>>>>

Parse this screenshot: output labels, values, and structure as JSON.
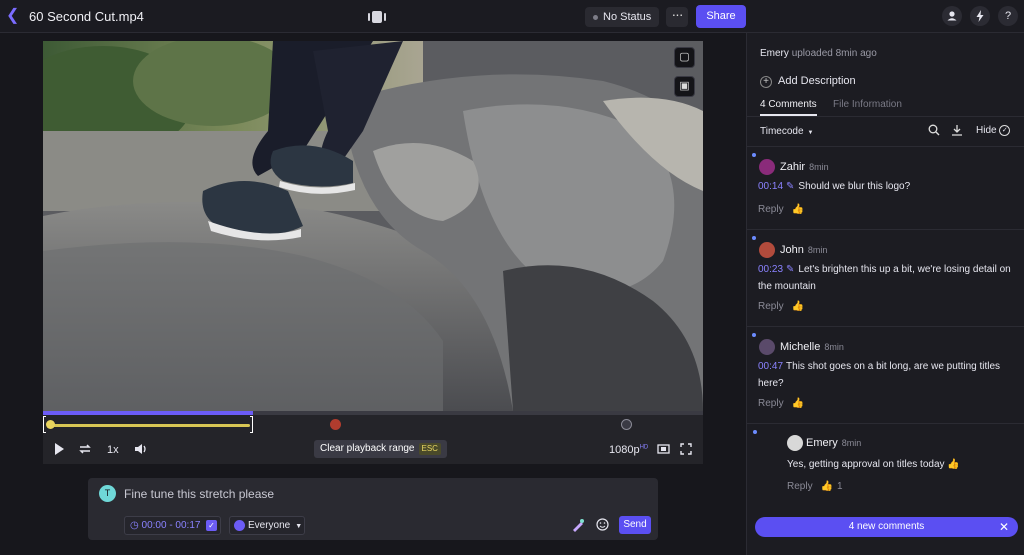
{
  "header": {
    "back_icon": "chevron-left-icon",
    "filename": "60 Second Cut.mp4",
    "status_label": "No Status",
    "more_label": "···",
    "share_label": "Share",
    "accent": "#5b4ff2"
  },
  "player": {
    "speed": "1x",
    "clear_range_label": "Clear playback range",
    "esc_label": "ESC",
    "quality": "1080p",
    "quality_badge": "HD"
  },
  "composer": {
    "avatar_initial": "T",
    "text": "Fine tune this stretch please",
    "time_range": "00:00 - 00:17",
    "audience": "Everyone",
    "send_label": "Send"
  },
  "panel": {
    "uploader": "Emery",
    "uploaded_text": "uploaded 8min ago",
    "add_description": "Add Description",
    "tabs": [
      "4 Comments",
      "File Information"
    ],
    "sort_label": "Timecode",
    "hide_label": "Hide",
    "new_comments_label": "4 new comments"
  },
  "comments": [
    {
      "author": "Zahir",
      "age": "8min",
      "timecode": "00:14",
      "text": "Should we blur this logo?",
      "reply": "Reply",
      "likes": ""
    },
    {
      "author": "John",
      "age": "8min",
      "timecode": "00:23",
      "text": "Let's brighten this up a bit, we're losing detail on the mountain",
      "reply": "Reply",
      "likes": ""
    },
    {
      "author": "Michelle",
      "age": "8min",
      "timecode": "00:47",
      "text": "This shot goes on a bit long, are we putting titles here?",
      "reply": "Reply",
      "likes": ""
    },
    {
      "author": "Emery",
      "age": "8min",
      "timecode": "",
      "text": "Yes, getting approval on titles today 👍",
      "reply": "Reply",
      "likes": "1"
    }
  ]
}
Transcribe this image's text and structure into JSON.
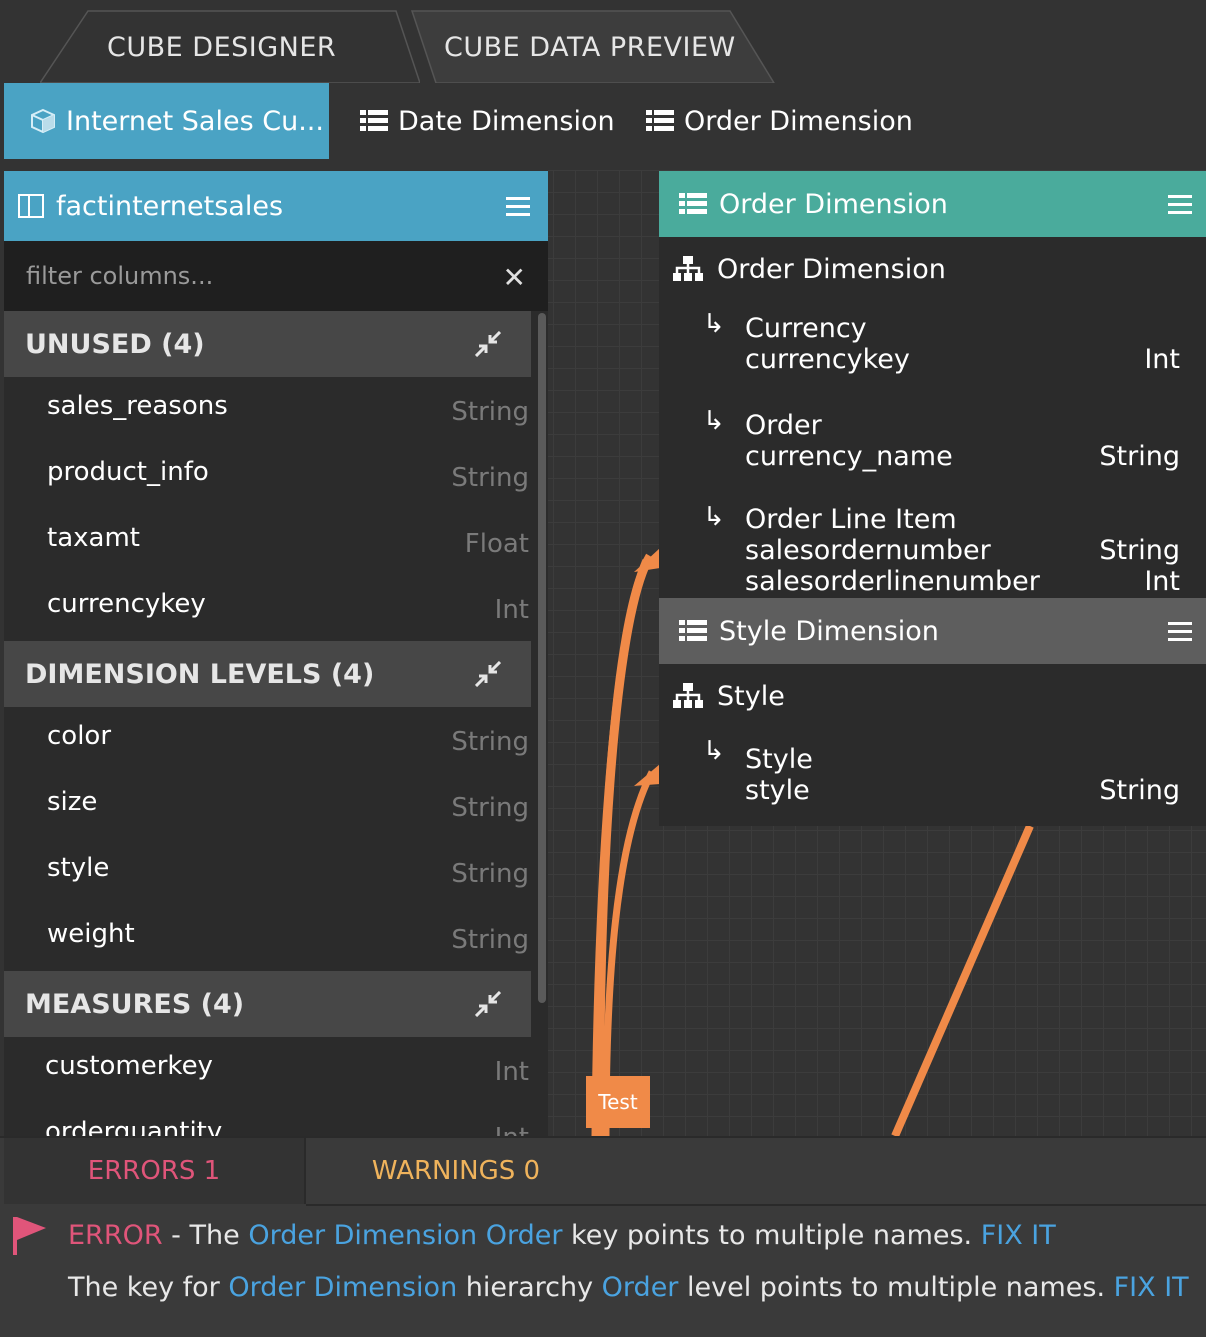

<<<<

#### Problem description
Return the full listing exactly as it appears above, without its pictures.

#### Response
Parse this screenshot: output labels, values, and structure as JSON.
{
  "header": {
    "back_icon": "chevron-left-icon",
    "filename": "60 Second Cut.mp4",
    "status_label": "No Status",
    "more_label": "···",
    "share_label": "Share",
    "accent": "#5b4ff2"
  },
  "player": {
    "speed": "1x",
    "clear_range_label": "Clear playback range",
    "esc_label": "ESC",
    "quality": "1080p",
    "quality_badge": "HD"
  },
  "composer": {
    "avatar_initial": "T",
    "text": "Fine tune this stretch please",
    "time_range": "00:00 - 00:17",
    "audience": "Everyone",
    "send_label": "Send"
  },
  "panel": {
    "uploader": "Emery",
    "uploaded_text": "uploaded 8min ago",
    "add_description": "Add Description",
    "tabs": [
      "4 Comments",
      "File Information"
    ],
    "sort_label": "Timecode",
    "hide_label": "Hide",
    "new_comments_label": "4 new comments"
  },
  "comments": [
    {
      "author": "Zahir",
      "age": "8min",
      "timecode": "00:14",
      "text": "Should we blur this logo?",
      "reply": "Reply",
      "likes": ""
    },
    {
      "author": "John",
      "age": "8min",
      "timecode": "00:23",
      "text": "Let's brighten this up a bit, we're losing detail on the mountain",
      "reply": "Reply",
      "likes": ""
    },
    {
      "author": "Michelle",
      "age": "8min",
      "timecode": "00:47",
      "text": "This shot goes on a bit long, are we putting titles here?",
      "reply": "Reply",
      "likes": ""
    },
    {
      "author": "Emery",
      "age": "8min",
      "timecode": "",
      "text": "Yes, getting approval on titles today 👍",
      "reply": "Reply",
      "likes": "1"
    }
  ]
}
Transcribe this image's text and structure into JSON.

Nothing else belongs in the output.